→ **TASK ITEM**:
Repeat the entries that follow from start to finish, keeping every character.

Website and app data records
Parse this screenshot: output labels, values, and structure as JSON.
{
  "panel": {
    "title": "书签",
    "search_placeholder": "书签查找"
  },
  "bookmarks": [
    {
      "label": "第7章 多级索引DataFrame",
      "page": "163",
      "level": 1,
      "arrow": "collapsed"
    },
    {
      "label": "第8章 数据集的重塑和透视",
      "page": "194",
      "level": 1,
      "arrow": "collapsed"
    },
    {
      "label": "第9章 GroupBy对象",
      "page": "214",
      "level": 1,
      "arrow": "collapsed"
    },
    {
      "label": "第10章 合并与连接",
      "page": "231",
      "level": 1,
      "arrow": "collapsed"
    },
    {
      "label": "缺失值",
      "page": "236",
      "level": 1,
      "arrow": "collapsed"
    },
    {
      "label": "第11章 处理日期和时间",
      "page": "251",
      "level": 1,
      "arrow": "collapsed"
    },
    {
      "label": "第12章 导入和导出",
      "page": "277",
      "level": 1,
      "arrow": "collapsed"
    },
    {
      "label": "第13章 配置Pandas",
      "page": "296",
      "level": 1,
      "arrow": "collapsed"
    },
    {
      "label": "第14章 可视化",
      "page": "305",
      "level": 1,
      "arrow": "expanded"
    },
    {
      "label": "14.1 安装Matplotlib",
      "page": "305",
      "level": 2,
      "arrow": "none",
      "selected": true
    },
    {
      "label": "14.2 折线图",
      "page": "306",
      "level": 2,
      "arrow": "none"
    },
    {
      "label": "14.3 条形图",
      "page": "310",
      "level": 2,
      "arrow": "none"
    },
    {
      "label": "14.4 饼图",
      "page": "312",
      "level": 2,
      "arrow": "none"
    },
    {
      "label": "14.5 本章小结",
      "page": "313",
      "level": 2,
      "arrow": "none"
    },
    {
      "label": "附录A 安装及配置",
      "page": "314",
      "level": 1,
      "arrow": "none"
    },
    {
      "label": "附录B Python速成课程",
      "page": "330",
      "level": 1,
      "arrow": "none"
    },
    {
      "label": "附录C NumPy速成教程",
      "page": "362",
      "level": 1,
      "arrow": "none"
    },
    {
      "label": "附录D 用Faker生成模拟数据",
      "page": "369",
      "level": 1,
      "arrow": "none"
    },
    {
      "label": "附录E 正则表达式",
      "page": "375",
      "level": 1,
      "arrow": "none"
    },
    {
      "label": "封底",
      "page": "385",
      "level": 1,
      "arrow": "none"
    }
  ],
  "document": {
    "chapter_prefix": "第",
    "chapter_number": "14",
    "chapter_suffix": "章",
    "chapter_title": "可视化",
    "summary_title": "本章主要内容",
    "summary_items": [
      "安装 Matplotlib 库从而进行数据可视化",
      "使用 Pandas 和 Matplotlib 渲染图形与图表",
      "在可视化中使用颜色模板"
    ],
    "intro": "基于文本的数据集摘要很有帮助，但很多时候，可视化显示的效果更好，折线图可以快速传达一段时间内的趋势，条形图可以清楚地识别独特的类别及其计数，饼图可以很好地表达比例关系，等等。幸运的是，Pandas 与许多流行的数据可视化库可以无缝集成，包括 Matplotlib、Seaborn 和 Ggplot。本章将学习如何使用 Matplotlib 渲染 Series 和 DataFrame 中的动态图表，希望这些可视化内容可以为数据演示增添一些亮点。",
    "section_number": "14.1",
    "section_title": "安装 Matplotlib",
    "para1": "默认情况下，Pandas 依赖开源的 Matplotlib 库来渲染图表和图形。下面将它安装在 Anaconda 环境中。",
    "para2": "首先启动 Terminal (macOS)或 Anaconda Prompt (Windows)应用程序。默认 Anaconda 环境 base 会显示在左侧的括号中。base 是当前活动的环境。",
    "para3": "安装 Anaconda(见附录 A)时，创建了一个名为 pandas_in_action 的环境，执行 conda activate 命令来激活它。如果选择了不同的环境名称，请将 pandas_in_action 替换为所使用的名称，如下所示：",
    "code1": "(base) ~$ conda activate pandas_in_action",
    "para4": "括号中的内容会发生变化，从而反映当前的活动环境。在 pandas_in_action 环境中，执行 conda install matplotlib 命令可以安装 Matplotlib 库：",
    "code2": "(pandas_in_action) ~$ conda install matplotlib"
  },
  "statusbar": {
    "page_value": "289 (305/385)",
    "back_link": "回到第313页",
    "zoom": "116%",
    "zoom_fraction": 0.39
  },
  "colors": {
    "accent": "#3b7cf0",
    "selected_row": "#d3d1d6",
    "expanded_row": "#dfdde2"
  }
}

→ **FINISHED EXERCISE**:
Parse this screenshot: output labels, values, and structure as JSON.
{
  "panel": {
    "title": "书签",
    "search_placeholder": "书签查找"
  },
  "bookmarks": [
    {
      "label": "第7章 多级索引DataFrame",
      "page": "163",
      "level": 1,
      "arrow": "collapsed"
    },
    {
      "label": "第8章 数据集的重塑和透视",
      "page": "194",
      "level": 1,
      "arrow": "collapsed"
    },
    {
      "label": "第9章 GroupBy对象",
      "page": "214",
      "level": 1,
      "arrow": "collapsed"
    },
    {
      "label": "第10章 合并与连接",
      "page": "231",
      "level": 1,
      "arrow": "collapsed"
    },
    {
      "label": "缺失值",
      "page": "236",
      "level": 1,
      "arrow": "collapsed"
    },
    {
      "label": "第11章 处理日期和时间",
      "page": "251",
      "level": 1,
      "arrow": "collapsed"
    },
    {
      "label": "第12章 导入和导出",
      "page": "277",
      "level": 1,
      "arrow": "collapsed"
    },
    {
      "label": "第13章 配置Pandas",
      "page": "296",
      "level": 1,
      "arrow": "collapsed"
    },
    {
      "label": "第14章 可视化",
      "page": "305",
      "level": 1,
      "arrow": "expanded"
    },
    {
      "label": "14.1 安装Matplotlib",
      "page": "305",
      "level": 2,
      "arrow": "none",
      "selected": true
    },
    {
      "label": "14.2 折线图",
      "page": "306",
      "level": 2,
      "arrow": "none"
    },
    {
      "label": "14.3 条形图",
      "page": "310",
      "level": 2,
      "arrow": "none"
    },
    {
      "label": "14.4 饼图",
      "page": "312",
      "level": 2,
      "arrow": "none"
    },
    {
      "label": "14.5 本章小结",
      "page": "313",
      "level": 2,
      "arrow": "none"
    },
    {
      "label": "附录A 安装及配置",
      "page": "314",
      "level": 1,
      "arrow": "none"
    },
    {
      "label": "附录B Python速成课程",
      "page": "330",
      "level": 1,
      "arrow": "none"
    },
    {
      "label": "附录C NumPy速成教程",
      "page": "362",
      "level": 1,
      "arrow": "none"
    },
    {
      "label": "附录D 用Faker生成模拟数据",
      "page": "369",
      "level": 1,
      "arrow": "none"
    },
    {
      "label": "附录E 正则表达式",
      "page": "375",
      "level": 1,
      "arrow": "none"
    },
    {
      "label": "封底",
      "page": "385",
      "level": 1,
      "arrow": "none"
    }
  ],
  "document": {
    "chapter_prefix": "第",
    "chapter_number": "14",
    "chapter_suffix": "章",
    "chapter_title": "可视化",
    "summary_title": "本章主要内容",
    "summary_items": [
      "安装 Matplotlib 库从而进行数据可视化",
      "使用 Pandas 和 Matplotlib 渲染图形与图表",
      "在可视化中使用颜色模板"
    ],
    "intro": "基于文本的数据集摘要很有帮助，但很多时候，可视化显示的效果更好，折线图可以快速传达一段时间内的趋势，条形图可以清楚地识别独特的类别及其计数，饼图可以很好地表达比例关系，等等。幸运的是，Pandas 与许多流行的数据可视化库可以无缝集成，包括 Matplotlib、Seaborn 和 Ggplot。本章将学习如何使用 Matplotlib 渲染 Series 和 DataFrame 中的动态图表，希望这些可视化内容可以为数据演示增添一些亮点。",
    "section_number": "14.1",
    "section_title": "安装 Matplotlib",
    "para1": "默认情况下，Pandas 依赖开源的 Matplotlib 库来渲染图表和图形。下面将它安装在 Anaconda 环境中。",
    "para2": "首先启动 Terminal (macOS)或 Anaconda Prompt (Windows)应用程序。默认 Anaconda 环境 base 会显示在左侧的括号中。base 是当前活动的环境。",
    "para3": "安装 Anaconda(见附录 A)时，创建了一个名为 pandas_in_action 的环境，执行 conda activate 命令来激活它。如果选择了不同的环境名称，请将 pandas_in_action 替换为所使用的名称，如下所示：",
    "code1": "(base) ~$ conda activate pandas_in_action",
    "para4": "括号中的内容会发生变化，从而反映当前的活动环境。在 pandas_in_action 环境中，执行 conda install matplotlib 命令可以安装 Matplotlib 库：",
    "code2": "(pandas_in_action) ~$ conda install matplotlib"
  },
  "statusbar": {
    "page_value": "289 (305/385)",
    "back_link": "回到第313页",
    "zoom": "116%",
    "zoom_fraction": 0.39
  },
  "colors": {
    "accent": "#3b7cf0",
    "selected_row": "#d3d1d6",
    "expanded_row": "#dfdde2"
  }
}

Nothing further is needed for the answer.